▸ **EXERCISE PROMPT**:
With pictures removed, print the listing exactly.

---*---

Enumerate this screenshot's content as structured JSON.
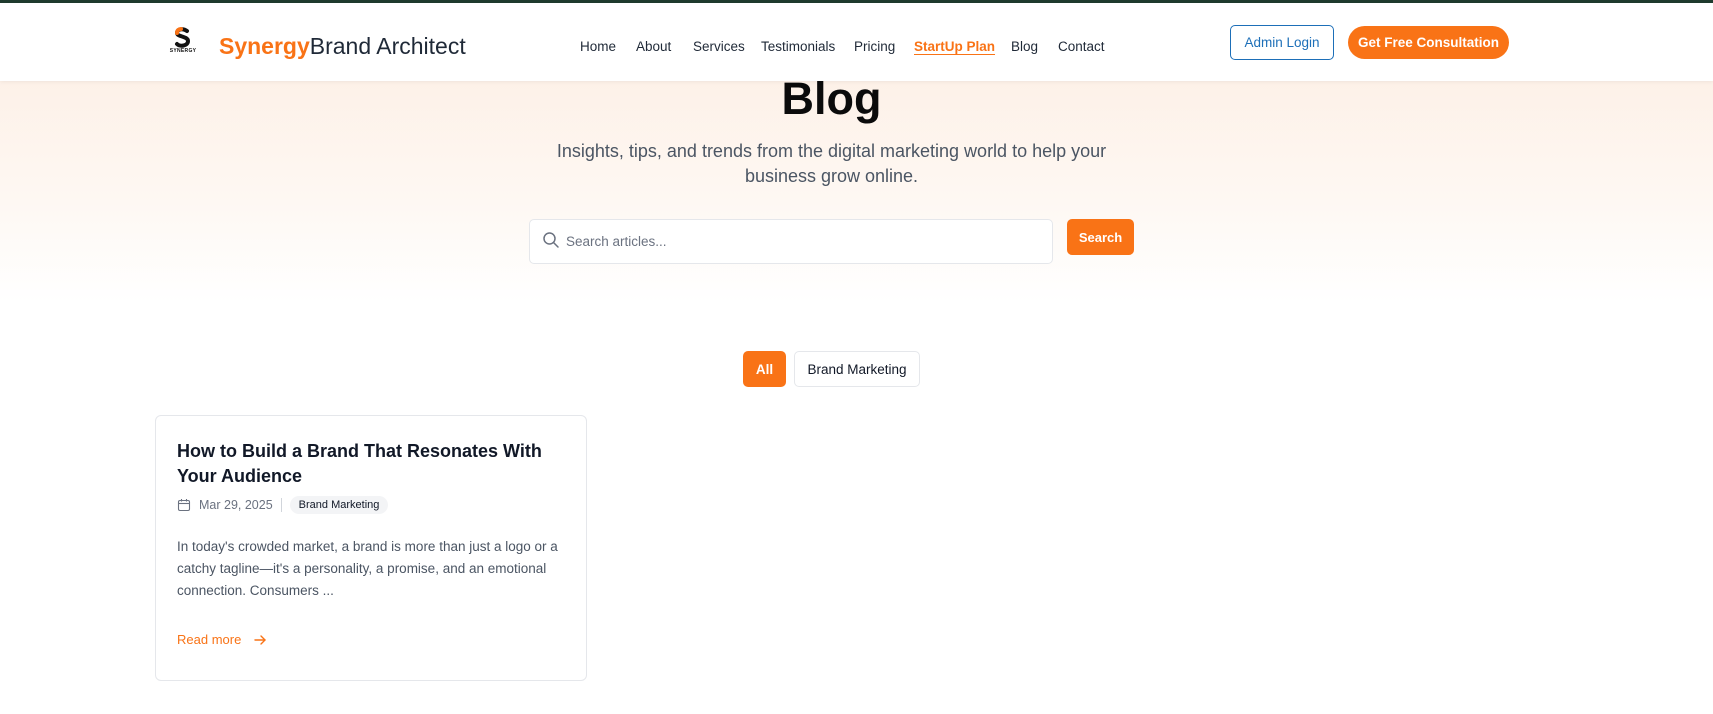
{
  "header": {
    "logo_small_text": "SYNERGY",
    "brand_accent": "Synergy",
    "brand_rest": "Brand Architect",
    "nav": [
      {
        "label": "Home",
        "active": false
      },
      {
        "label": "About",
        "active": false
      },
      {
        "label": "Services",
        "active": false
      },
      {
        "label": "Testimonials",
        "active": false
      },
      {
        "label": "Pricing",
        "active": false
      },
      {
        "label": "StartUp Plan",
        "active": true
      },
      {
        "label": "Blog",
        "active": false
      },
      {
        "label": "Contact",
        "active": false
      }
    ],
    "admin_login_label": "Admin Login",
    "consultation_label": "Get Free Consultation"
  },
  "hero": {
    "title": "Blog",
    "subtitle": "Insights, tips, and trends from the digital marketing world to help your business grow online.",
    "search_placeholder": "Search articles...",
    "search_value": "",
    "search_button_label": "Search"
  },
  "filters": {
    "items": [
      {
        "label": "All",
        "selected": true
      },
      {
        "label": "Brand Marketing",
        "selected": false
      }
    ]
  },
  "posts": [
    {
      "title": "How to Build a Brand That Resonates With Your Audience",
      "date": "Mar 29, 2025",
      "category": "Brand Marketing",
      "excerpt": "In today's crowded market, a brand is more than just a logo or a catchy tagline—it's a personality, a promise, and an emotional connection. Consumers ...",
      "read_more_label": "Read more"
    }
  ],
  "icons": {
    "logo": "synergy-s-logo-icon",
    "search": "search-icon",
    "date": "calendar-icon",
    "read_more": "arrow-right-icon"
  },
  "colors": {
    "accent": "#f97316",
    "admin_blue": "#1d6fb8",
    "top_bar": "#1f3b2e",
    "hero_tint": "#fdf1e8"
  }
}
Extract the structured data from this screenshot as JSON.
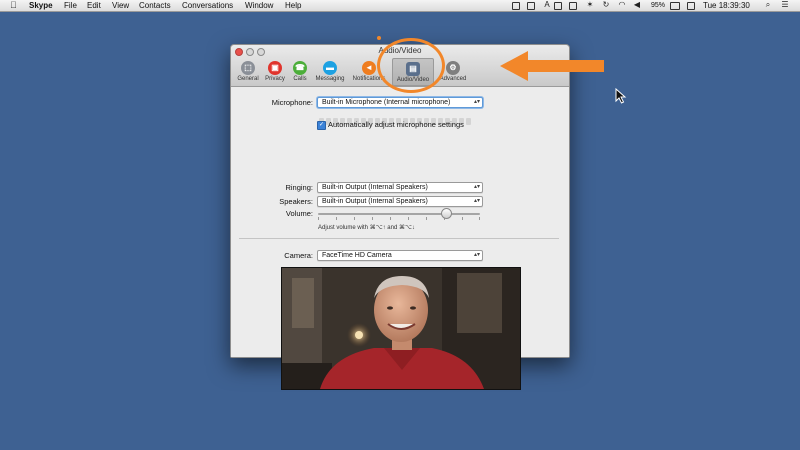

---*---

▸ **YOUR RESPONSE**:
Enumerate this screenshot's content as structured JSON.
{
  "header": {
    "logo_small_text": "SYNERGY",
    "brand_accent": "Synergy",
    "brand_rest": "Brand Architect",
    "nav": [
      {
        "label": "Home",
        "active": false
      },
      {
        "label": "About",
        "active": false
      },
      {
        "label": "Services",
        "active": false
      },
      {
        "label": "Testimonials",
        "active": false
      },
      {
        "label": "Pricing",
        "active": false
      },
      {
        "label": "StartUp Plan",
        "active": true
      },
      {
        "label": "Blog",
        "active": false
      },
      {
        "label": "Contact",
        "active": false
      }
    ],
    "admin_login_label": "Admin Login",
    "consultation_label": "Get Free Consultation"
  },
  "hero": {
    "title": "Blog",
    "subtitle": "Insights, tips, and trends from the digital marketing world to help your business grow online.",
    "search_placeholder": "Search articles...",
    "search_value": "",
    "search_button_label": "Search"
  },
  "filters": {
    "items": [
      {
        "label": "All",
        "selected": true
      },
      {
        "label": "Brand Marketing",
        "selected": false
      }
    ]
  },
  "posts": [
    {
      "title": "How to Build a Brand That Resonates With Your Audience",
      "date": "Mar 29, 2025",
      "category": "Brand Marketing",
      "excerpt": "In today's crowded market, a brand is more than just a logo or a catchy tagline—it's a personality, a promise, and an emotional connection. Consumers ...",
      "read_more_label": "Read more"
    }
  ],
  "icons": {
    "logo": "synergy-s-logo-icon",
    "search": "search-icon",
    "date": "calendar-icon",
    "read_more": "arrow-right-icon"
  },
  "colors": {
    "accent": "#f97316",
    "admin_blue": "#1d6fb8",
    "top_bar": "#1f3b2e",
    "hero_tint": "#fdf1e8"
  }
}
Extract the structured data from this screenshot as JSON.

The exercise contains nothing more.